By the time the first photo was taken in the late 1930s, the house was owned by Homer R. Feltham, the head of the real estate department for the Springfield Safe Deposit and Trust Company. During the 1940 census, he was earning $4,200 for his yearly salary – a considerable sum at the time – and he lived here with his wife Mildred, their daughters Barbara and Virginia, and his father, William H. Feltham, who owned the William H. Feltham & Son real estate and insurance business. Homer later became the vice president and mortgage officer of the Springfield Institution for Savings, and he and Mildred lived in this house until they sold the property in 1957.

Since then, the house has undergone some exterior changes. The second-floor porch has been enclosed, and many of the Queen Anne-style architectural details are gone, including the scalloped shingles on the second floor, the balustrade on the left side, the dentils above the first and second floors, and the balustrade on the third floor. Overall, though, the house has been well-maintained, and it is now part of the Forest Park Heights Historic District, which was added to the National Register of Historic Places in 1982.

Charles W. Rannenberg House, Springfield, Mass

The house at 90 Garfield Street in Springfield, around 1938-1939. Image courtesy of the Springfield Preservation Trust.

The house in 2017:

This house was built in 1893, and is among the oldest of the homes in the Forest Park neighborhood, which was developed around the turn of the 20th century as an upscale suburb just to the south of downtown Springfield. It was originally owned by Charles W. Rannenberg, a traveling salesman who lived here with his wife Caroline and their two children, Gertrude and Karl.
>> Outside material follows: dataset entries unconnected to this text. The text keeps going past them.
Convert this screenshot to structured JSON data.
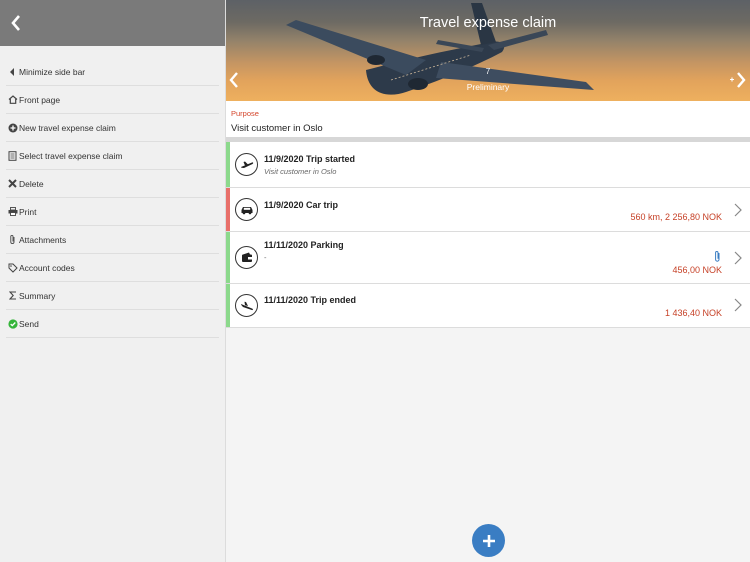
{
  "sidebar": {
    "items": [
      {
        "label": "Minimize side bar",
        "icon": "caret-left-icon"
      },
      {
        "label": "Front page",
        "icon": "home-icon"
      },
      {
        "label": "New travel expense claim",
        "icon": "plus-circle-icon"
      },
      {
        "label": "Select travel expense claim",
        "icon": "document-icon"
      },
      {
        "label": "Delete",
        "icon": "x-icon"
      },
      {
        "label": "Print",
        "icon": "printer-icon"
      },
      {
        "label": "Attachments",
        "icon": "paperclip-icon"
      },
      {
        "label": "Account codes",
        "icon": "tag-icon"
      },
      {
        "label": "Summary",
        "icon": "sigma-icon"
      },
      {
        "label": "Send",
        "icon": "check-circle-icon"
      }
    ]
  },
  "header": {
    "title": "Travel expense claim",
    "counter": "7",
    "status": "Preliminary"
  },
  "purpose": {
    "label": "Purpose",
    "value": "Visit customer in Oslo"
  },
  "entries": [
    {
      "title": "11/9/2020 Trip started",
      "subtitle": "Visit customer in Oslo",
      "amount": "",
      "bar_color": "#8cd98c",
      "icon": "airplane-takeoff-icon"
    },
    {
      "title": "11/9/2020 Car trip",
      "subtitle": "",
      "amount": "560 km, 2 256,80 NOK",
      "bar_color": "#e8706a",
      "icon": "car-icon"
    },
    {
      "title": "11/11/2020 Parking",
      "subtitle": "-",
      "amount": "456,00 NOK",
      "bar_color": "#8cd98c",
      "icon": "wallet-icon"
    },
    {
      "title": "11/11/2020 Trip ended",
      "subtitle": "",
      "amount": "1 436,40 NOK",
      "bar_color": "#8cd98c",
      "icon": "airplane-landing-icon"
    }
  ],
  "colors": {
    "accent": "#3a7dc3",
    "amount": "#c64127",
    "purpose_label": "#d4452b"
  }
}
Gertrude died in 1905, at the age of 22, from diabetes, but the rest of the family continued to live in this house for many years.

Karl married his wife Pauline in 1917, and they lived here with his parents and raised four children of their own: Norma, Karl, Paul, and Arlene. Karl’s mother Caroline died in the 1920s, and Charles died in 1936, only a few years before the first photo was taken, but the rest of the family was still living here as late as 1939, along with Pauline’s mother, Lillie Beaune. However, by the 1940 census they had moved across the street and were renting the house at 77 Garfield Street. They would later purchase that house, and lived there until their deaths in the late 1960s.

Nearly 80 years after the first photo was taken, this house has remained well-preserved, with only a few minor changes. The small porch on the right side is gone, the second-floor porch is now enclosed, and the chimneys have been altered, but otherwise the house retains its original Queen Anne-style appearance. Along with the rest of the neighborhood, this house is now part of the Forest Park Heights Historic District, which was added to the National Register of Historic Places in 1982.